Set the data down again, word for word, as it appears below.
┌─ Data excerpts
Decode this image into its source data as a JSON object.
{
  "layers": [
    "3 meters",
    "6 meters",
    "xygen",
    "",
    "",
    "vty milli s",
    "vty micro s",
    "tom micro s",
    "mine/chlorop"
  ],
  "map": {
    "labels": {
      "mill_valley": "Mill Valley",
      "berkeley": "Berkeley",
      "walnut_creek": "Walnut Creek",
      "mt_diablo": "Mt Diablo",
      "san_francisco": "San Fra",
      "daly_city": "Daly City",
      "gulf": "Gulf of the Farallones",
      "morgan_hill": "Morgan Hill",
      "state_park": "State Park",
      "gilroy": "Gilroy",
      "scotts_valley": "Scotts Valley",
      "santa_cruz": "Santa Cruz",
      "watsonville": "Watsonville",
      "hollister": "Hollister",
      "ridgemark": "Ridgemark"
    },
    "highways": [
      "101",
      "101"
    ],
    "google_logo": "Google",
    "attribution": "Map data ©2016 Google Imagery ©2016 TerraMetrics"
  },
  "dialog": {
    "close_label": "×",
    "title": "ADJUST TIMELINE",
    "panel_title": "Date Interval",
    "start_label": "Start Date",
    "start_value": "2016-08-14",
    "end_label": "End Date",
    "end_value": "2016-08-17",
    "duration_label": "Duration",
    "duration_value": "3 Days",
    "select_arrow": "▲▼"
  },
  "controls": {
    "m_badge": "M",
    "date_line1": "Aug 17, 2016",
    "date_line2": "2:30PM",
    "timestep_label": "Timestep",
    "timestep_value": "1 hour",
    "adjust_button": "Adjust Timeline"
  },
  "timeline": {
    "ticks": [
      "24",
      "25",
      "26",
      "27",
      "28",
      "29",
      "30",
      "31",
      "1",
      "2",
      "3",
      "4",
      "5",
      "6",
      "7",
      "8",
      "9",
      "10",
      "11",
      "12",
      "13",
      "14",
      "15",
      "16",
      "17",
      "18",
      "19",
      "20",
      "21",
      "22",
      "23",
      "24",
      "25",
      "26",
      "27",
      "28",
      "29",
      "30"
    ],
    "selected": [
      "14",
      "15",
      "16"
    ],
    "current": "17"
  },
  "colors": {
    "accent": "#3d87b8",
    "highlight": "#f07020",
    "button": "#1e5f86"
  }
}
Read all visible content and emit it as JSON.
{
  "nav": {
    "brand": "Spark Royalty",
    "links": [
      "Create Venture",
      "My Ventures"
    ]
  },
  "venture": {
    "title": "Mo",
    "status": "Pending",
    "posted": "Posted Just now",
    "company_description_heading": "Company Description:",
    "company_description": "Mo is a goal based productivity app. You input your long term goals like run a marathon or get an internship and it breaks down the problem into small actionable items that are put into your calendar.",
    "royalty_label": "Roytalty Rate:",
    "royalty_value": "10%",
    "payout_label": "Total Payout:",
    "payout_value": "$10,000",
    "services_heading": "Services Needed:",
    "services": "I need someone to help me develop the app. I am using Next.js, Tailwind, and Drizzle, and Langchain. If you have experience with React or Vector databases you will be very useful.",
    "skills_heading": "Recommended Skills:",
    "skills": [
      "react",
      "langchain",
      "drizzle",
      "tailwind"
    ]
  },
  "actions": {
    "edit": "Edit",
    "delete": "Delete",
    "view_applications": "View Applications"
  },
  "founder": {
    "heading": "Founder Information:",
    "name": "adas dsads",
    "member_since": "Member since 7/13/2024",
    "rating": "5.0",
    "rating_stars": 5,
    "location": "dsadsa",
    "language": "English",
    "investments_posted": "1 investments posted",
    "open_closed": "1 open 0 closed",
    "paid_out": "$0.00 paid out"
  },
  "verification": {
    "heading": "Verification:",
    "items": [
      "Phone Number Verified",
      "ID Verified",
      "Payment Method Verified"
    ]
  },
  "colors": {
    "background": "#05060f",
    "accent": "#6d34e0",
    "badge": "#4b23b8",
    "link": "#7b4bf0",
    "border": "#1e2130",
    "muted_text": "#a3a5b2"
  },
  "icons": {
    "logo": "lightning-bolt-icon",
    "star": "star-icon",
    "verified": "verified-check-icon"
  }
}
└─
## Answer for this exercise
Decode this image into its source data as a JSON object.
{
  "layers": [
    "3 meters",
    "6 meters",
    "xygen",
    "",
    "",
    "vty milli s",
    "vty micro s",
    "tom micro s",
    "mine/chlorop"
  ],
  "map": {
    "labels": {
      "mill_valley": "Mill Valley",
      "berkeley": "Berkeley",
      "walnut_creek": "Walnut Creek",
      "mt_diablo": "Mt Diablo",
      "san_francisco": "San Fra",
      "daly_city": "Daly City",
      "gulf": "Gulf of the Farallones",
      "morgan_hill": "Morgan Hill",
      "state_park": "State Park",
      "gilroy": "Gilroy",
      "scotts_valley": "Scotts Valley",
      "santa_cruz": "Santa Cruz",
      "watsonville": "Watsonville",
      "hollister": "Hollister",
      "ridgemark": "Ridgemark"
    },
    "highways": [
      "101",
      "101"
    ],
    "google_logo": "Google",
    "attribution": "Map data ©2016 Google Imagery ©2016 TerraMetrics"
  },
  "dialog": {
    "close_label": "×",
    "title": "ADJUST TIMELINE",
    "panel_title": "Date Interval",
    "start_label": "Start Date",
    "start_value": "2016-08-14",
    "end_label": "End Date",
    "end_value": "2016-08-17",
    "duration_label": "Duration",
    "duration_value": "3 Days",
    "select_arrow": "▲▼"
  },
  "controls": {
    "m_badge": "M",
    "date_line1": "Aug 17, 2016",
    "date_line2": "2:30PM",
    "timestep_label": "Timestep",
    "timestep_value": "1 hour",
    "adjust_button": "Adjust Timeline"
  },
  "timeline": {
    "ticks": [
      "24",
      "25",
      "26",
      "27",
      "28",
      "29",
      "30",
      "31",
      "1",
      "2",
      "3",
      "4",
      "5",
      "6",
      "7",
      "8",
      "9",
      "10",
      "11",
      "12",
      "13",
      "14",
      "15",
      "16",
      "17",
      "18",
      "19",
      "20",
      "21",
      "22",
      "23",
      "24",
      "25",
      "26",
      "27",
      "28",
      "29",
      "30"
    ],
    "selected": [
      "14",
      "15",
      "16"
    ],
    "current": "17"
  },
  "colors": {
    "accent": "#3d87b8",
    "highlight": "#f07020",
    "button": "#1e5f86"
  }
}
Read all visible content and emit it as JSON.
{
  "nav": {
    "brand": "Spark Royalty",
    "links": [
      "Create Venture",
      "My Ventures"
    ]
  },
  "venture": {
    "title": "Mo",
    "status": "Pending",
    "posted": "Posted Just now",
    "company_description_heading": "Company Description:",
    "company_description": "Mo is a goal based productivity app. You input your long term goals like run a marathon or get an internship and it breaks down the problem into small actionable items that are put into your calendar.",
    "royalty_label": "Roytalty Rate:",
    "royalty_value": "10%",
    "payout_label": "Total Payout:",
    "payout_value": "$10,000",
    "services_heading": "Services Needed:",
    "services": "I need someone to help me develop the app. I am using Next.js, Tailwind, and Drizzle, and Langchain. If you have experience with React or Vector databases you will be very useful.",
    "skills_heading": "Recommended Skills:",
    "skills": [
      "react",
      "langchain",
      "drizzle",
      "tailwind"
    ]
  },
  "actions": {
    "edit": "Edit",
    "delete": "Delete",
    "view_applications": "View Applications"
  },
  "founder": {
    "heading": "Founder Information:",
    "name": "adas dsads",
    "member_since": "Member since 7/13/2024",
    "rating": "5.0",
    "rating_stars": 5,
    "location": "dsadsa",
    "language": "English",
    "investments_posted": "1 investments posted",
    "open_closed": "1 open 0 closed",
    "paid_out": "$0.00 paid out"
  },
  "verification": {
    "heading": "Verification:",
    "items": [
      "Phone Number Verified",
      "ID Verified",
      "Payment Method Verified"
    ]
  },
  "colors": {
    "background": "#05060f",
    "accent": "#6d34e0",
    "badge": "#4b23b8",
    "link": "#7b4bf0",
    "border": "#1e2130",
    "muted_text": "#a3a5b2"
  },
  "icons": {
    "logo": "lightning-bolt-icon",
    "star": "star-icon",
    "verified": "verified-check-icon"
  }
}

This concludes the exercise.